Today, however, I decided to go to one of the spots. A place where I sit next to an enormous fragrant thyme bush and look out, with trees and flowers and rocks on the hillside in the other direction.

Even before I arrived at the long walkway to the stairs, my heart sank, but only briefly. Surrounding the entire area was a construction wall. Cranes and caterpillars peeked over the top and could be heard chewing up trees and crushing rocks. I knew of course, the wild display of cyclamen gracing the hills and hiding beneath the rocks were being pulverized as well.

Ah, this is probably why I haven't come. I would have been furious at the sight of the fence going up, and the machinery moving in to my tranquil and wild hillside. But, this is Yerushalayim. We want it to grow in people. Where are they going to build except on an empty hillside?

Nevertheless, as I walked alongside the construction barrier, I mulled over the idea of joining the "green" party - because though we do need building, we still need our green space to be beautiful and healthy.

As I turned the corner to climb the 100 steps or so to my bench, I could see that my view would be totally blocked. What about the butterflies who inhabit the thyme bush? Would they move on now that there would only be one bush from which to dine?
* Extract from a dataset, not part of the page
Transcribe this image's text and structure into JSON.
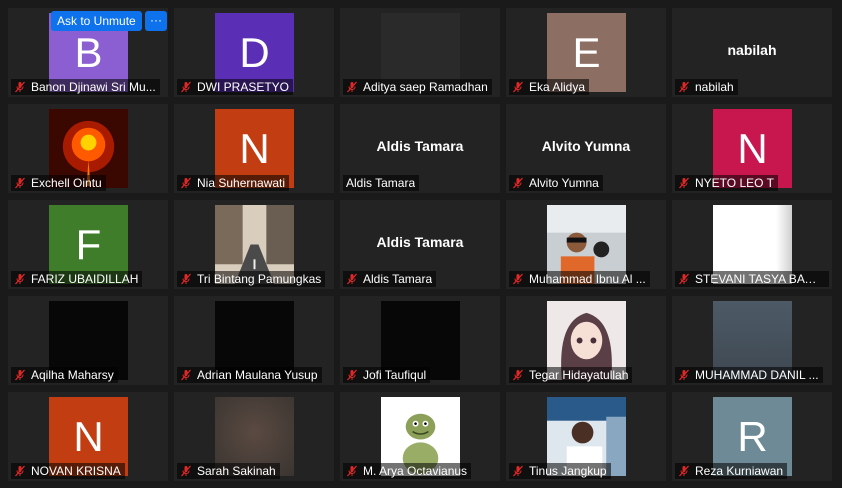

Already some had moved on when a wild and uncaring Iryia (city hall) worker went crazy in his pruning of both the thyme and the gorgeous canopy of leaves and flowers that cascaded over my bench - the canopy that had provided me cool shelter on steamy days, and was like a special covering while I thought and dreamed.

I thought of Jerusalem and her history...when there was no bench, nor concrete stairs nor buildings of any kind, and I wondered how many scenes this little tract of Land had witnessed over the centuries.

That's when G-d whispered in my ear - that Jerusalem, though eternal, will always be changing before us - only He and the Am are constant.

Only G-d and the People Israel are constant. It gave me peace. Jerusalem is eternal, but her face is ever changing (though not her spirit); G-d and His People will never change. The same G-d, the same People - Am Yisrael - through the ages.

Comforting thoughts on election eve.

Wednesday, February 4, 2009


With the elections drawing very near, this is the talk of the coffee shops and cafes, like in any country that votes. It's in our heads and a bit heavy on our hearts.... at least on mine.

When I write my other column (blog Today in Israel) I can be detached, analytical - the journalist and commentator. But when I write this column...well, my heart shows a bit more.

I am concerned. While there is "hope" in some camps, the street is frustrated. Israeli politics being what they are, no one trusts anyone in or near the government. Lots of regular people are slightly depressed - still struggling from the betrayal of Barak not finishing the job in Gaza and wondering...what's around the corner.

There are rumblings about the north, and it seems like something may erupt at the Israel/Lebanon border. We can feel it.

Yet Israelis are so resilient. A week from now, when the elections are all over with, the talk in the coffee shops and cafes will be turning towards the spring and what it will bring. Unless of course...the north explodes, or the south re-ignites, or ...the list goes on. It is because the suffering is so great here at times that Israelis learn to turn their emotions on and off - at the drop of a hat they can shift gears, making the best of a bad situation. It's called survival.

Slowly, slowly I am learning how.

In times of trouble we are at our strongest, we pull together as a People. But we have something else. After the shkedim bloom and we are reminded of God's word over Jerusalem, we will know Esther's courage and determination to save our People (Purim) and we will rejoice and laugh. Shortly after that, we will once again experience God taking us out of Egypt and into freedom in Pesach. Whether these are traditionally observed or religiously observed, they will permeate the country. No matter what trouble we may be suffering through, in the midst of it, we as a nation always stop and celebrate our journey...and it strengthens us.

We are a national People, Am Yisrael. And I am drinking it all in. Slowly, slowly I am learning and understanding a bit more of what it means to be Am Yisrael in Eretz Yisrael.